TASK
Return all lines in the material below that contain "холодного".

RECORDS FOR PROCESSING
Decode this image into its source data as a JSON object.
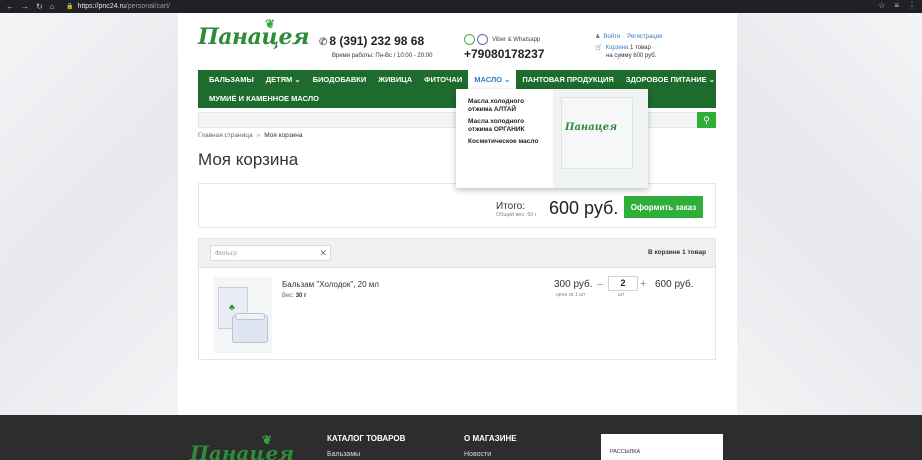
{
  "browser": {
    "url_host": "https://pnc24.ru",
    "url_path": "/personal/cart/"
  },
  "header": {
    "logo": "Панацея",
    "phone": "8 (391) 232 98 68",
    "hours": "Время работы: Пн-Вс / 10:00 - 20:00",
    "messenger_label": "Viber & Whatsapp",
    "mobile": "+79080178237",
    "login": "Войти",
    "register": "Регистрация",
    "cart_link": "Корзина",
    "cart_count": "1 товар",
    "cart_sum": "на сумму 600 руб."
  },
  "menu": {
    "row1": [
      "БАЛЬЗАМЫ",
      "ДЕТЯМ ⌄",
      "БИОДОБАВКИ",
      "ЖИВИЦА",
      "ФИТОЧАИ",
      "МАСЛО ⌄",
      "ПАНТОВАЯ ПРОДУКЦИЯ",
      "ЗДОРОВОЕ ПИТАНИЕ ⌄"
    ],
    "row2": [
      "МУМИЁ И КАМЕННОЕ МАСЛО"
    ],
    "active": "МАСЛО ⌄"
  },
  "dropdown": {
    "items": [
      "Масла холодного отжима АЛТАЙ",
      "Масла холодного отжима ОРГАНИК",
      "Косметическое масло"
    ],
    "image_logo": "Панацея"
  },
  "breadcrumb": {
    "home": "Главная страница",
    "separator": "»",
    "current": "Моя корзина"
  },
  "page_title": "Моя корзина",
  "summary": {
    "total_label": "Итого:",
    "weight": "Общий вес: 60 г",
    "total": "600 руб.",
    "order_button": "Оформить заказ"
  },
  "cart": {
    "filter_placeholder": "Фильтр",
    "in_cart": "В корзине 1 товар",
    "items": [
      {
        "name": "Бальзам \"Холодок\", 20 мл",
        "weight_label": "Вес",
        "weight": "30 г",
        "price": "300 руб.",
        "price_label": "цена за 1 шт",
        "qty": "2",
        "qty_label": "шт",
        "sum": "600 руб."
      }
    ]
  },
  "footer": {
    "logo": "Панацея",
    "catalog_title": "КАТАЛОГ ТОВАРОВ",
    "catalog_first": "Бальзамы",
    "about_title": "О МАГАЗИНЕ",
    "about_first": "Новости",
    "newsletter": "РАССЫЛКА"
  },
  "colors": {
    "brand_green": "#1d6b2d",
    "button_green": "#2fae3a",
    "link_blue": "#3a7cc0"
  }
}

SOLVED EXERCISE
      "Масла холодного отжима АЛТАЙ",
      "Масла холодного отжима ОРГАНИК",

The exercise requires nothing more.